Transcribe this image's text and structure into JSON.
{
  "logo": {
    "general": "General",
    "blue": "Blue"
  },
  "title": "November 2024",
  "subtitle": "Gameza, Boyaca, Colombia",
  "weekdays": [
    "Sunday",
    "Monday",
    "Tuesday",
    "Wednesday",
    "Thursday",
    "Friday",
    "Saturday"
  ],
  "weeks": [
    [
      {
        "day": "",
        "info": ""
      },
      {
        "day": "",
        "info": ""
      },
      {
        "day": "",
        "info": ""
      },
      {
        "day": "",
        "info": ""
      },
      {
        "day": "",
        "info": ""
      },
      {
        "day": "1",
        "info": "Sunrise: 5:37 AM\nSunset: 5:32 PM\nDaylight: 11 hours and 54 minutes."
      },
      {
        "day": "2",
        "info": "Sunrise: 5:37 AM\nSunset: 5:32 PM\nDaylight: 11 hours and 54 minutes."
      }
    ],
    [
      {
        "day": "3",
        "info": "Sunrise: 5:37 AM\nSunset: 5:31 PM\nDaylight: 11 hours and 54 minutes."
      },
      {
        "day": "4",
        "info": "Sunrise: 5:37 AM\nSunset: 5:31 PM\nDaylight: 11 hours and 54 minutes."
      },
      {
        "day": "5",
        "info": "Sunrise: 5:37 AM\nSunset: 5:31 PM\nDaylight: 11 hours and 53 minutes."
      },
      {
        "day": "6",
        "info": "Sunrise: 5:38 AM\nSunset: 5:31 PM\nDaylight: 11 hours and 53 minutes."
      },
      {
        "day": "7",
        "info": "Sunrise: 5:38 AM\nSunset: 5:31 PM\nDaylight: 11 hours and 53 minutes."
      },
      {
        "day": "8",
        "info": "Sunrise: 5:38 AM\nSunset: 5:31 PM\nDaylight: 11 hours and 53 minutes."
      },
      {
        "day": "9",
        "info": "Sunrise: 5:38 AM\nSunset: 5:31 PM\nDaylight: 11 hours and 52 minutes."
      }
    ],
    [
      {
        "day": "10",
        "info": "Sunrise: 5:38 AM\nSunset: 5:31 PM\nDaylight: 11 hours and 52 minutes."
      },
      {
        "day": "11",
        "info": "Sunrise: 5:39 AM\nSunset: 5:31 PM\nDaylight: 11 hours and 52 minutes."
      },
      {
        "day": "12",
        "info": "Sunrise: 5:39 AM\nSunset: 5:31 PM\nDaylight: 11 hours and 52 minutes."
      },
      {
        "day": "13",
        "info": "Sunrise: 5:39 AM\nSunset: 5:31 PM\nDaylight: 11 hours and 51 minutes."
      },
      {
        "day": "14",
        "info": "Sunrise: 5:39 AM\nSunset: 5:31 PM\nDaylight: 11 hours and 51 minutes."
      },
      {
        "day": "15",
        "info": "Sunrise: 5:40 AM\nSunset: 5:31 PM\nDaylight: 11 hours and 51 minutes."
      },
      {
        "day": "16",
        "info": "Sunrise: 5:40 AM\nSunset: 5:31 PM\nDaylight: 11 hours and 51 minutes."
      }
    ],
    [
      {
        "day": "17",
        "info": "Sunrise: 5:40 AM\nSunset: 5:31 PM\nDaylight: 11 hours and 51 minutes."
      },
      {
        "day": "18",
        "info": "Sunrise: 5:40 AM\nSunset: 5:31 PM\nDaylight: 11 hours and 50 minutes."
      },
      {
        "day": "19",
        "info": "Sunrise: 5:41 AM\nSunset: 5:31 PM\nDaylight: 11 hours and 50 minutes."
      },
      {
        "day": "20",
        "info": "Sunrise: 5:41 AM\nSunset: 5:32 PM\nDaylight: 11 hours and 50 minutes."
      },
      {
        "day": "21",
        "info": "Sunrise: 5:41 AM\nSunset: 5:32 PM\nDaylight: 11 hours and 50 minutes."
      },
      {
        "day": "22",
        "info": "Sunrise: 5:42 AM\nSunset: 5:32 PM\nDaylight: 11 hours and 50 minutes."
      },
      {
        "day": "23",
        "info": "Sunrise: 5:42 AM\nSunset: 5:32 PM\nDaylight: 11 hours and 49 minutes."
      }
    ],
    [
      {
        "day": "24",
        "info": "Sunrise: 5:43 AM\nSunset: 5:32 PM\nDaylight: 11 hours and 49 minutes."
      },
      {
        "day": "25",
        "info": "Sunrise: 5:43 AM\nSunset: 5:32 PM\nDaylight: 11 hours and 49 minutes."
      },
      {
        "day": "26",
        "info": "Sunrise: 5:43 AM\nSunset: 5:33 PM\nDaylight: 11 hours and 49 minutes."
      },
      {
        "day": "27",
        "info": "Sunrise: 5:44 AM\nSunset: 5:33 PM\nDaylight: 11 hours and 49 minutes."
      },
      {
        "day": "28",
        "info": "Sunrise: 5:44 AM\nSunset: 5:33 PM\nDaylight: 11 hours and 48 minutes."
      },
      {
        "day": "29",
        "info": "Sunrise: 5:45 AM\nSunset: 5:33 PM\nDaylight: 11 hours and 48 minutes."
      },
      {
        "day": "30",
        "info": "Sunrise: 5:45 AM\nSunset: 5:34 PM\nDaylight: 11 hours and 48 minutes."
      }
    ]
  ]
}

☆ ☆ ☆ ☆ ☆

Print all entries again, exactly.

Transcribe this image's text and structure into JSON.
{
  "logo": {
    "general": "General",
    "blue": "Blue"
  },
  "title": "November 2024",
  "subtitle": "Gameza, Boyaca, Colombia",
  "weekdays": [
    "Sunday",
    "Monday",
    "Tuesday",
    "Wednesday",
    "Thursday",
    "Friday",
    "Saturday"
  ],
  "weeks": [
    [
      {
        "day": "",
        "info": ""
      },
      {
        "day": "",
        "info": ""
      },
      {
        "day": "",
        "info": ""
      },
      {
        "day": "",
        "info": ""
      },
      {
        "day": "",
        "info": ""
      },
      {
        "day": "1",
        "info": "Sunrise: 5:37 AM\nSunset: 5:32 PM\nDaylight: 11 hours and 54 minutes."
      },
      {
        "day": "2",
        "info": "Sunrise: 5:37 AM\nSunset: 5:32 PM\nDaylight: 11 hours and 54 minutes."
      }
    ],
    [
      {
        "day": "3",
        "info": "Sunrise: 5:37 AM\nSunset: 5:31 PM\nDaylight: 11 hours and 54 minutes."
      },
      {
        "day": "4",
        "info": "Sunrise: 5:37 AM\nSunset: 5:31 PM\nDaylight: 11 hours and 54 minutes."
      },
      {
        "day": "5",
        "info": "Sunrise: 5:37 AM\nSunset: 5:31 PM\nDaylight: 11 hours and 53 minutes."
      },
      {
        "day": "6",
        "info": "Sunrise: 5:38 AM\nSunset: 5:31 PM\nDaylight: 11 hours and 53 minutes."
      },
      {
        "day": "7",
        "info": "Sunrise: 5:38 AM\nSunset: 5:31 PM\nDaylight: 11 hours and 53 minutes."
      },
      {
        "day": "8",
        "info": "Sunrise: 5:38 AM\nSunset: 5:31 PM\nDaylight: 11 hours and 53 minutes."
      },
      {
        "day": "9",
        "info": "Sunrise: 5:38 AM\nSunset: 5:31 PM\nDaylight: 11 hours and 52 minutes."
      }
    ],
    [
      {
        "day": "10",
        "info": "Sunrise: 5:38 AM\nSunset: 5:31 PM\nDaylight: 11 hours and 52 minutes."
      },
      {
        "day": "11",
        "info": "Sunrise: 5:39 AM\nSunset: 5:31 PM\nDaylight: 11 hours and 52 minutes."
      },
      {
        "day": "12",
        "info": "Sunrise: 5:39 AM\nSunset: 5:31 PM\nDaylight: 11 hours and 52 minutes."
      },
      {
        "day": "13",
        "info": "Sunrise: 5:39 AM\nSunset: 5:31 PM\nDaylight: 11 hours and 51 minutes."
      },
      {
        "day": "14",
        "info": "Sunrise: 5:39 AM\nSunset: 5:31 PM\nDaylight: 11 hours and 51 minutes."
      },
      {
        "day": "15",
        "info": "Sunrise: 5:40 AM\nSunset: 5:31 PM\nDaylight: 11 hours and 51 minutes."
      },
      {
        "day": "16",
        "info": "Sunrise: 5:40 AM\nSunset: 5:31 PM\nDaylight: 11 hours and 51 minutes."
      }
    ],
    [
      {
        "day": "17",
        "info": "Sunrise: 5:40 AM\nSunset: 5:31 PM\nDaylight: 11 hours and 51 minutes."
      },
      {
        "day": "18",
        "info": "Sunrise: 5:40 AM\nSunset: 5:31 PM\nDaylight: 11 hours and 50 minutes."
      },
      {
        "day": "19",
        "info": "Sunrise: 5:41 AM\nSunset: 5:31 PM\nDaylight: 11 hours and 50 minutes."
      },
      {
        "day": "20",
        "info": "Sunrise: 5:41 AM\nSunset: 5:32 PM\nDaylight: 11 hours and 50 minutes."
      },
      {
        "day": "21",
        "info": "Sunrise: 5:41 AM\nSunset: 5:32 PM\nDaylight: 11 hours and 50 minutes."
      },
      {
        "day": "22",
        "info": "Sunrise: 5:42 AM\nSunset: 5:32 PM\nDaylight: 11 hours and 50 minutes."
      },
      {
        "day": "23",
        "info": "Sunrise: 5:42 AM\nSunset: 5:32 PM\nDaylight: 11 hours and 49 minutes."
      }
    ],
    [
      {
        "day": "24",
        "info": "Sunrise: 5:43 AM\nSunset: 5:32 PM\nDaylight: 11 hours and 49 minutes."
      },
      {
        "day": "25",
        "info": "Sunrise: 5:43 AM\nSunset: 5:32 PM\nDaylight: 11 hours and 49 minutes."
      },
      {
        "day": "26",
        "info": "Sunrise: 5:43 AM\nSunset: 5:33 PM\nDaylight: 11 hours and 49 minutes."
      },
      {
        "day": "27",
        "info": "Sunrise: 5:44 AM\nSunset: 5:33 PM\nDaylight: 11 hours and 49 minutes."
      },
      {
        "day": "28",
        "info": "Sunrise: 5:44 AM\nSunset: 5:33 PM\nDaylight: 11 hours and 48 minutes."
      },
      {
        "day": "29",
        "info": "Sunrise: 5:45 AM\nSunset: 5:33 PM\nDaylight: 11 hours and 48 minutes."
      },
      {
        "day": "30",
        "info": "Sunrise: 5:45 AM\nSunset: 5:34 PM\nDaylight: 11 hours and 48 minutes."
      }
    ]
  ]
}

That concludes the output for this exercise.